With special thanks to the National Science Foundation, particularly award 1132227, we were able to work with a middle school history teacher who observed the difficulty his students had working with original documents.
We utilized Participatory Design methods to work with the teacher to design a project that pin-pointed and high-lighted impediments to students making appropriate abstractions. Most basically, students were challenged by the need to understand exactly which things in the documents constituted evidence for claims.
In our first iteration of what has come to be know as Argu-Ably, a joint team of undergraduate and graduate Virginia Tech students (including Panagiotis Apostolellis) and this teacher developed a sort of game wherein students would identify the documents that supported their assigned “side” in an argument. Being able to make a simple categorization of relatively simple documents is a starting point. The students then were asked to take notes on the document.

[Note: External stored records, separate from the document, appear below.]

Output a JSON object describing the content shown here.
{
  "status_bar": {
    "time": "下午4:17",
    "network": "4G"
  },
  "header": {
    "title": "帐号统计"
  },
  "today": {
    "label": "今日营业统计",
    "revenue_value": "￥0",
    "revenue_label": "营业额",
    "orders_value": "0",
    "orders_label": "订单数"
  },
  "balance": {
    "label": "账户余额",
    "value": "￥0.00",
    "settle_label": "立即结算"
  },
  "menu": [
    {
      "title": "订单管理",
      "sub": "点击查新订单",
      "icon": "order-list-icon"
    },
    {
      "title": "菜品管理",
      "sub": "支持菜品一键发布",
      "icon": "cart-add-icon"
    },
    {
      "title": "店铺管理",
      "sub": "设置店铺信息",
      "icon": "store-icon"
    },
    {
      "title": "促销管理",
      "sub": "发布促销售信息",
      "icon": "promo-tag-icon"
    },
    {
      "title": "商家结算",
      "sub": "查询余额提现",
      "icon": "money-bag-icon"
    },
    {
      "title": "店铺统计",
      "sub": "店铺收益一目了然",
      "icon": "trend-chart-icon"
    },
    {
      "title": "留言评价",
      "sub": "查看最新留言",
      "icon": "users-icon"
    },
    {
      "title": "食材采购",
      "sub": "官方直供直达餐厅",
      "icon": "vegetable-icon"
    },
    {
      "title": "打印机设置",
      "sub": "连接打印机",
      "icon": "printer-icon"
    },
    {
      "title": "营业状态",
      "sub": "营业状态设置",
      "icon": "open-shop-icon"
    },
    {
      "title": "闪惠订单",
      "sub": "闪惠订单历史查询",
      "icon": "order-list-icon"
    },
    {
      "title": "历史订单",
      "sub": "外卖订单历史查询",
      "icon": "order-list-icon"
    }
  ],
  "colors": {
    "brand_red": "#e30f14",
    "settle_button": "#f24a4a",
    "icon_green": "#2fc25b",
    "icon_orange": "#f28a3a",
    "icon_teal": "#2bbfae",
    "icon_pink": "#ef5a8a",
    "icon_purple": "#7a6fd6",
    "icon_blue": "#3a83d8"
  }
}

If they could not use the notes to formulate a write-up, they had to go back to the initial document and improve their notes.

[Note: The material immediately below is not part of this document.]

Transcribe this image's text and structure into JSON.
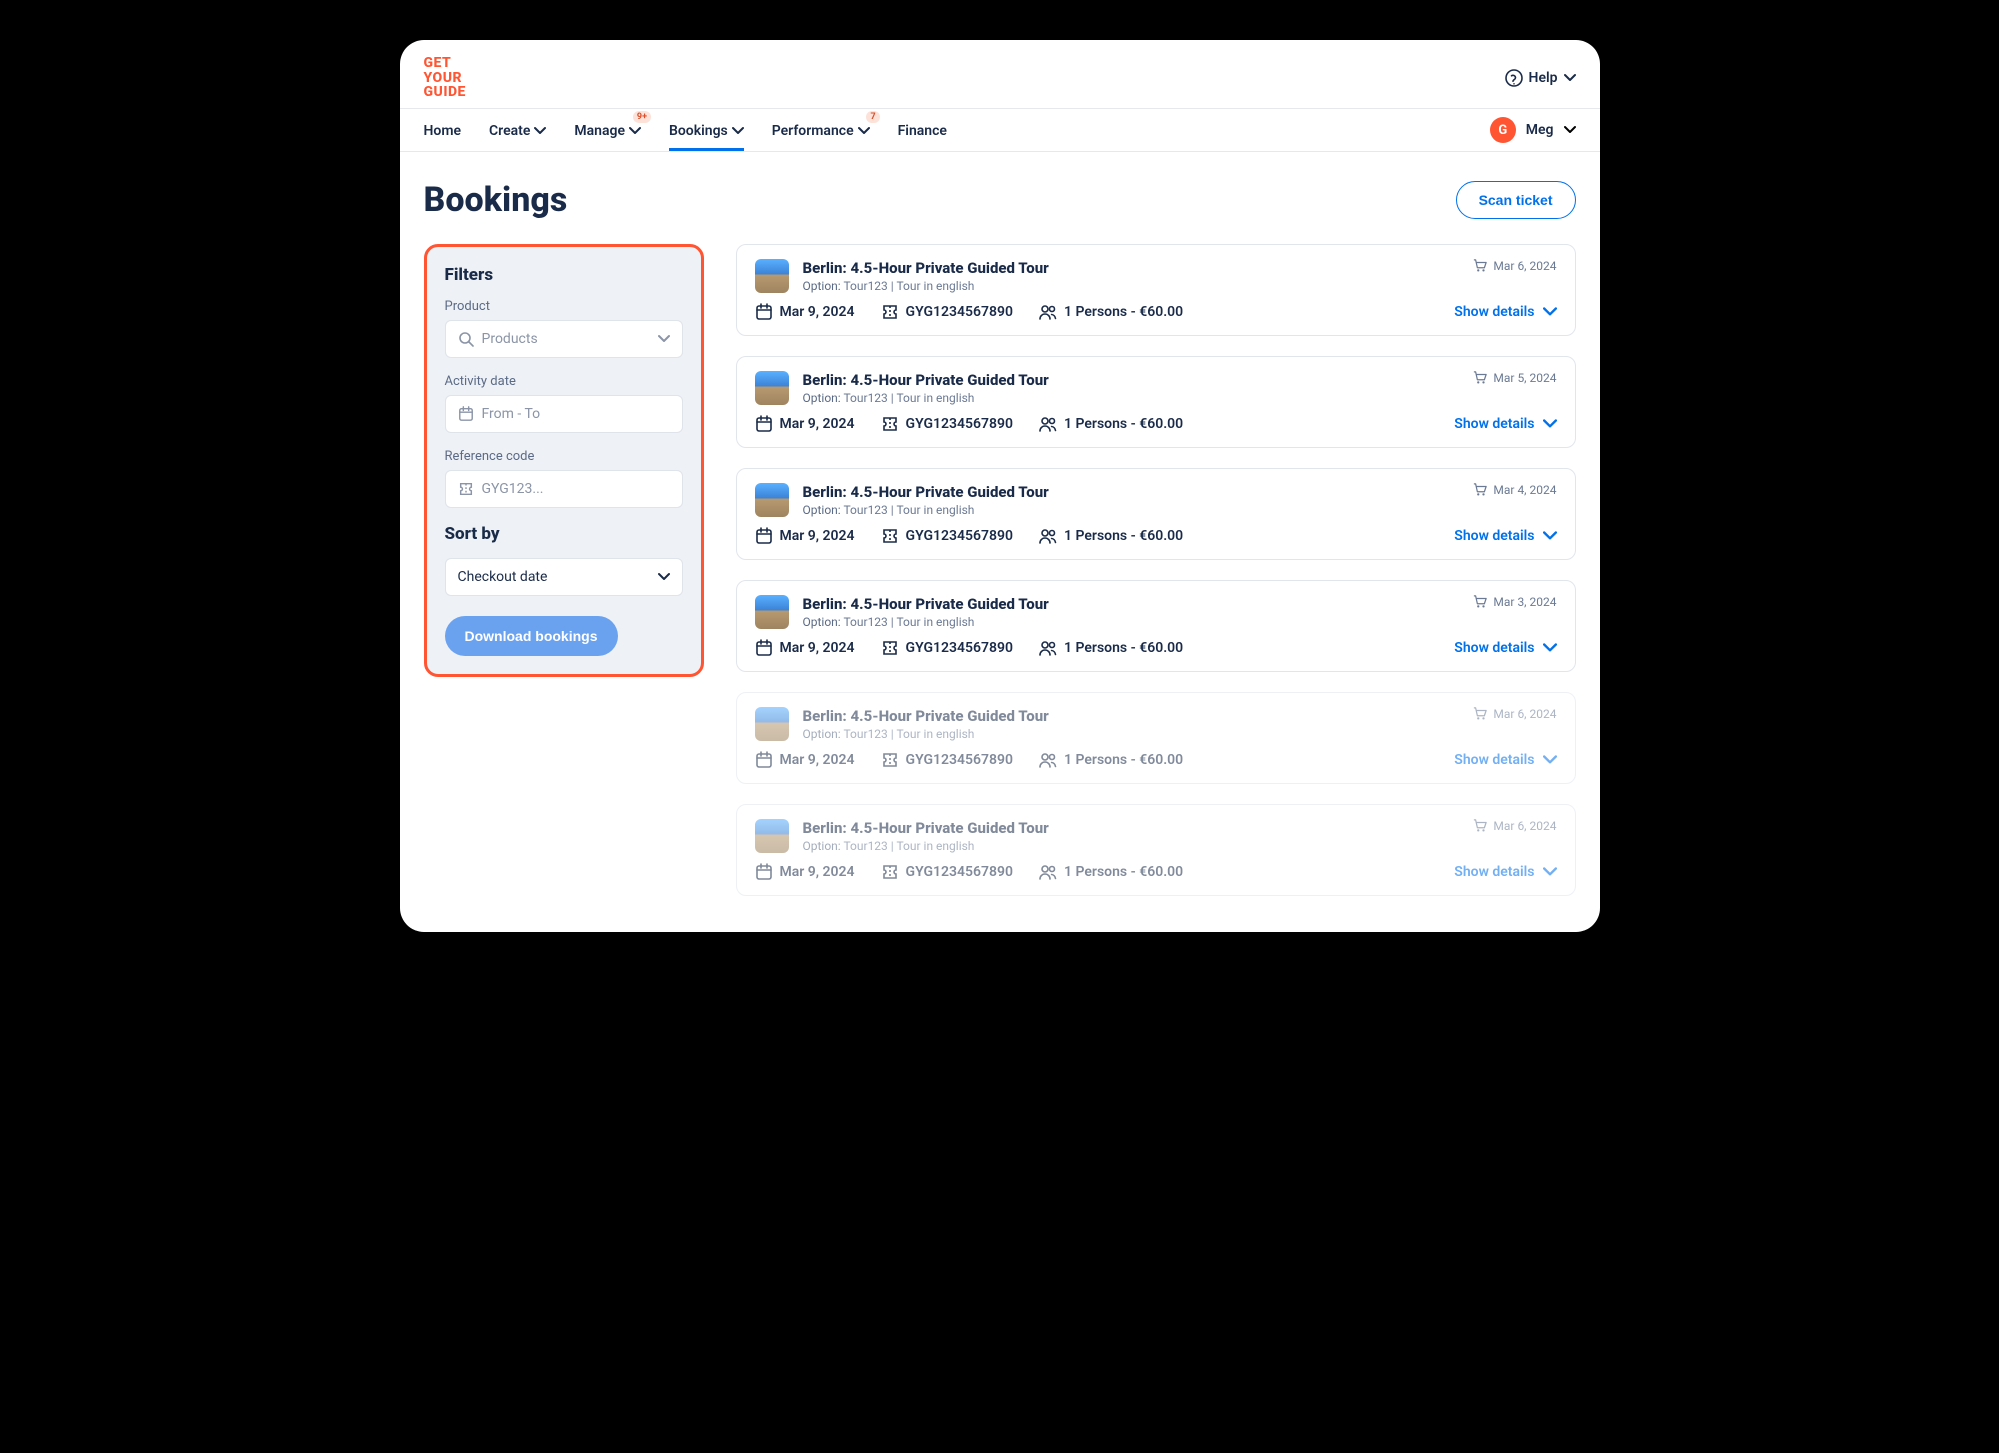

Next steps involve tackling more complex documents that may contain more than one argument, or that may even contradict themselves. Our next iteration (currently in development) aims to provide a tool in which students can read and highlight the source texts and then easily cite them inline in the arguments they compose. Although these tools are similar to DBQ (document-based question) support tools, they differ in the principled division of tasks that emphasizes the emergent identification of abstraction, an important pre-requisite of computational thinking.